I've just spent a rather masochistic hour reading stuff on the Internet that purports to be serious pieces on why we should withhold judgment on whether or not global warming is something we should quickly address with legislation that, admittedly, would have serious economic consequences. I'm no expert on economic consequences, and that pretty weather lady on the Weather Channel knows a lot more than I do about the science of studying climate change. But as a long-time journalist, I can spot empty blather from a mile away.
I'm not talking about the average Joes who can be counted on, every time a cold snap moves in, to smirkingly ask each other, "Where's the warming?" Instead, what about arguments that seem to have some substance?
For instance, some claim that warming over the past quarter century is just part of natural cycles, quite without understanding anything about such cycles. It is true, according to some theories, that a "snowball Earth" occurred perhaps two times a couple billion years ago, and it took millions of years for the planet's natural radiation of internal heat to break out of the monster ice age. (Think many, many years of volcanoes, etc, eventually ending the extreme cycles, with those persistent micro-organisms basically starting over.) (Thank you, micro-organisms.) Also, of course, there were the much more recent warming times that let many dinosaurs live at high latitudes some one or two hundred million years ago, even considering the movement of land masses. And don't forget all those still-more "recent" ices ages. But all those changes took place over geological time, certainly not over a single human generation. Today's climate models take account of recent small changes due to solar output, the El Nino sort of ocean circulation shifts, even the "heat island" effect of large cities. But current measures of warming blow away such influences. Over a tiny blink of geological time, during which energy use and carbon release has soared, the overall temperature change has overwhelmed any other possible causes.
Other arguments are just hand-waving, or worse. Do many scientists disagree? Nope. Peer-reviewed articles by dissenters are scarce, and not a one offers an alternative model to explain the data. Is more carbon dioxide good for plants? Sure, except that carbon dioxide's benefits would be far more than offset by killing temperatures and local droughts. What about those stolen emails from the British climate center? OK, some people wrote emails aimed at discouraging journals from printing anti-warming articles - who among us wouldn't regret some of our emails being made public? - but there's no evidence that anyone suppressed climate data. And even if someone did, that human failure would have no impact on the overwhelming data worldwide.

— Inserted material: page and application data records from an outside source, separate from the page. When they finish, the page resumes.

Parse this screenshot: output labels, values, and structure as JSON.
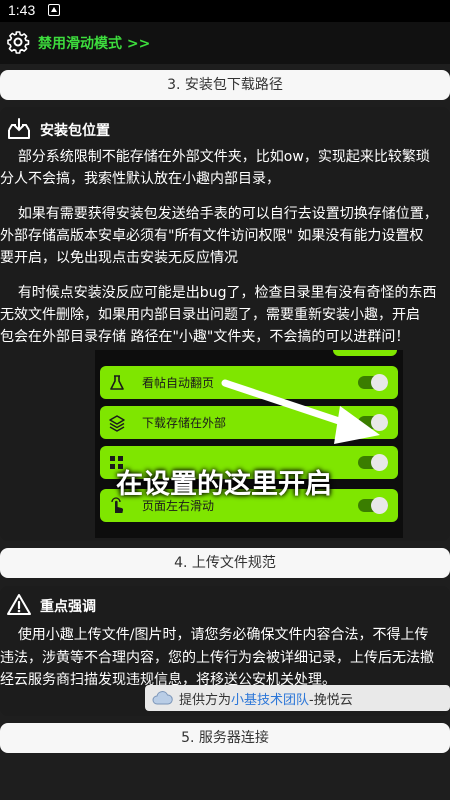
{
  "status_bar": {
    "time": "1:43"
  },
  "header": {
    "title": "禁用滑动模式 >>"
  },
  "sections": {
    "download_path": {
      "label": "3. 安装包下载路径"
    },
    "upload_rules": {
      "label": "4. 上传文件规范"
    },
    "server": {
      "label": "5. 服务器连接"
    }
  },
  "install_location": {
    "title": "安装包位置",
    "para1_line1": "    部分系统限制不能存储在外部文件夹，比如ow，实现起来比较繁琐",
    "para1_line2": "分人不会搞，我索性默认放在小趣内部目录，",
    "para2_line1": "    如果有需要获得安装包发送给手表的可以自行去设置切换存储位置，",
    "para2_line2": "外部存储高版本安卓必须有\"所有文件访问权限\" 如果没有能力设置权",
    "para2_line3": "要开启，以免出现点击安装无反应情况",
    "para3_line1": "    有时候点安装没反应可能是出bug了，检查目录里有没有奇怪的东西",
    "para3_line2": "无效文件删除，如果用内部目录出问题了，需要重新安装小趣，开启",
    "para3_line3": "包会在外部目录存储 路径在\"小趣\"文件夹，不会搞的可以进群问！",
    "embedded_settings": {
      "rows": [
        {
          "label": "看帖自动翻页",
          "icon": "flask-icon"
        },
        {
          "label": "下载存储在外部",
          "icon": "layers-icon"
        },
        {
          "label": "",
          "icon": "grid-icon"
        },
        {
          "label": "页面左右滑动",
          "icon": "hand-icon"
        }
      ],
      "caption": "在设置的这里开启"
    }
  },
  "important": {
    "title": "重点强调",
    "line1": "    使用小趣上传文件/图片时，请您务必确保文件内容合法，不得上传",
    "line2": "违法，涉黄等不合理内容，您的上传行为会被详细记录，上传后无法撤",
    "line3": "经云服务商扫描发现违规信息，将移送公安机关处理。"
  },
  "provider": {
    "prefix": "提供方为",
    "link": "小基技术团队",
    "suffix": "-挽悦云"
  },
  "colors": {
    "accent_green": "#3ddc3d",
    "lime": "#7fe600",
    "link_blue": "#2b76d8"
  }
}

I'm not likely to be around to experience the most serious long-range impacts of warming. However, I care about our offspring and theirs, mostly a bunch of average Joes like me, who would suffer the consequences if remedial action isn't taken during a window of time in which such action still could do some good.
Whew. I think for a while, average Joe that I am, I'm just going to read stuff I agree with.